“The next morning, I got up and walked to the nurse’s station,” he says. “And let me tell you what happened, though. That nurse actually passed out. I swear. She said, ‘Smith,’ and she just collapsed.” He says it took him a year to fully recover from his injuries, but he eventually went on to serve in Grenada, Panama and Iraq.
Smith has tremendous respect for fellow veterans, and sees military service not only as the most honorable thing an individual can do for his or her country, but as a place to pick up skills valuable in the civilian world. In his case, after being discharged in 2002 and returning to the New York area, he transitioned to a non-military job that suited him perfectly: overhauling the inventory and shipping system for a medical equipment and supply company. “That’s the first time I earned $100,000 a year,” Smith says.

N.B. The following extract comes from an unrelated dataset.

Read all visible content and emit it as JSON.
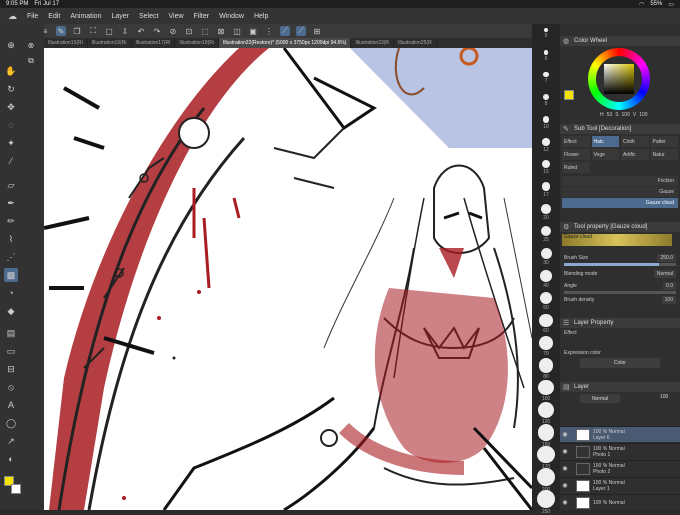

Aided by his knowledge of logistics, he says the company’s sales grew, but then his good luck soured: he was let go after another company acquired the firm, he went through a divorce and he saw an investment in the stock market go south around the same time. He was out of work for a year.
“I couldn’t meet my expenses,” he says. “All the things that I had done, I had accomplished during that time, I saw it all slip away because I wasn’t able to pay my bills on time.” Smith says he did get some job offers, but realized he didn’t want to once again work for a company where he served at the whims of someone else.
He says he ended up spending about a year on food stamps living with his mother and decided he’d only regain his former financial success if he became independent and owned his own business. He learned about a New York state law that allows disabled veterans to work as vendors, and began selling souvenirs around the city; originally for another vendor, then on his own.
Smith’s business acumen is evident in some of the decisions he made. For instance, while others were selling commemorative T-shirts after the September 11th attacks, Smith found success selling crystal prisms engraved with the images of the Twin Towers.
“There was…this plastic base that you set the crystal on, and had a light in there,” he says. “And you light it up, it looks so beautiful.” Business was good, though others soon duplicated his success, he says, and he saw his sales figures drop.
Years later, attending a Dora the Explorer show at Radio City Music Hall with one of his six children, he noted the high prices being charged for souvenirs. He purchased two cases of Dora the Explorer dolls from a supplier in Connecticut; set up his souvenir table across the street from the theater; and promptly sold out. However, competitors moved in once again, and his volume dropped.
But he managed to make it work – with the souvenir business and now with the food cart – and has begun sharing his success with others. About three years ago, he says he started sending money to children in Guyana. Now, Smith says he helps support several dozen teenagers and pre-teens in his homeland. He hopes to eventually construct a self-sustaining home for disadvantaged children; he envisions support coming from farming and livestock.
“I just want to set it up and just give it to a foundation,” he says. “If I can do that, my job is done.”
Still, Smith faces his share of downs – he says business at the food cart was tough last winter. Ever the savvy businessman, he’s considering transitioning from sodas to healthier drinks, and has thought about adding salads to his menu. The idea, he says, is to be different.
However, if he falls short, he’s likely to respond with trademark optimism, and by simply trying to make things better.
“I’m not even worried about failure that much,” he says. “I worry about having my health intact, my faculties…because if I have those, I think the sky’s the limit for me.”